I have owned 10 canines in my life. I had one in Florida named Zaki, a Hungarian Hunting Dog, whose name I got from a Hungarian customer. When I asked what Zaki meant in Hungarian, he said “dog.”
A friend and I took him quail hunting and, as usual, he jumped into every pond he could find. Zaki wore out early and my friend said, “He is really out of shape.”
When I went to feed him that afternoon I noticed a bloody sore on his leg. I took him to a vet and learned he had been bitten by a water moccasin. He was treated and cured.
Zaki was hyperactive and kept knocking my wife down, so I gave him to a rancher with thousands of acres. When his mother-in-law came to mow the grass, Zaki bit her on her backside, which led to him being given away to a couple that were school teachers. He lived a happy life with them.
I lived with a woman here in Arizona who was fond of wolves. When she found a litter of hybrid wolves for sale, I visited the owner. She brought the puppies into her parlor divided by a low fence. A male, colored like a Malamute, came to the fence, looked me in the eye, howled, walked across the room, lifted his leg and peed. I said, “I want that one.” The owner said “No you don’t; he is an alpha male.” After explaining that alpha males are born to lead a pack and are dangerous and temperamental, I decided to buy him. What a trial he was. I lived in Mesa with an adjoining five acres of scattered orange trees. I fenced it for Romulus, the name I chose, but he spent most of his time in my walled five acres. He was an adept swimmer and spent lots of time in the pool.
My girlfriend decided he needed company and bought an 83 percent female wolf just like Romulus and named her Akala.

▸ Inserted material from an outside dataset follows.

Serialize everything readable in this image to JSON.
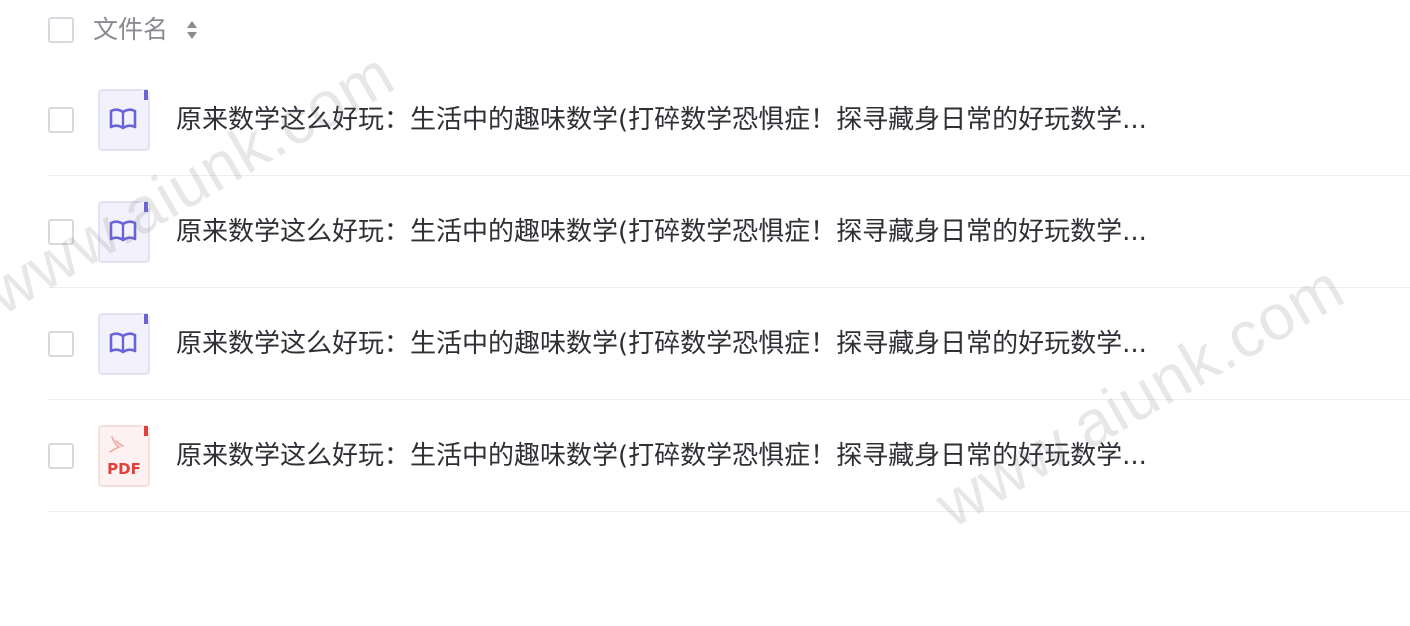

Because Romulus was truculent, I left him with a dog trainer for a week. When I came to get him all the other dogs came out of their houses except Romulus. He was despondent. The trainer got him out and when Romulus saw me he leaped with joy and ran to me furiously wagging his tail. He had been taught to heel and follow simple commands.
He and Akala grew.
One day I went out to feed them and Romulus bit me. It was then I realized Akala was pregnant.
She eventually had seven pups. They were all placed in the next door compound. Mesa used flood irrigation which they loved, chasing each other through the water.
For non-flood water days I placed a large tank on top of railroad ties under an orange tree and filled it with water. They swam there daily.
While still puppies, we gave a female to the man who serviced our pool and two males to a school teacher and his wife. The female thrived and, last I heard, lived an indolent dog life.
The two males were a sad case. We were warned that the duo kept digging under their wooden fence and escaping. We urged them to fix the fence. I received a call at 3 a.m. during one search and joined the effort. We came upon them just after they had killed and were eating a poodle. Police were called and the poodle owner said he would sue the wolf owners if the police didn’t kill them, which they did, on the spot.
So we were left with a pack of six, Romulus, Akala, BJ, Priscilla, Pawnee and Cory.
During a political fundraiser for Congressman Jay Rhodes, attended by Jay’s father, Barry Goldwater, Ohio Governor Jon Kasich and Jack Kemp, we set up a dais in the back yard, separated from the wolf yard by a concrete wall. As Kasich was speaking, the wolves all suddenly howled. Kasich said, “See, even the coyotes agree with me.”
We moved to Cave Creek in 1990 and lived on “Rotten Row” where I built a similar place for the wolves, accessible to a swimming pool.
I moved into my present home in 2000 and devoted about 2 acres to a fenced home for the six wolves. Inside an existing concrete structure I built a foam slab home with an air conditioner in one corner and an entrance and exit in the other corner. During summer months they happily went in there to cool off. As they reached the age of about 15 they had to be put down one by one as they lost the ability to keep going. However, I have many photos and fond memories of them.
I believe in life after death and expect to see them again. Famous psychic Edgar Cayce, however, said canines have group souls and can reincarnate in many different forms. Casey pointed out to one of his clients her present dog had been her pet tiger in a previous incarnation.
More on canines to come.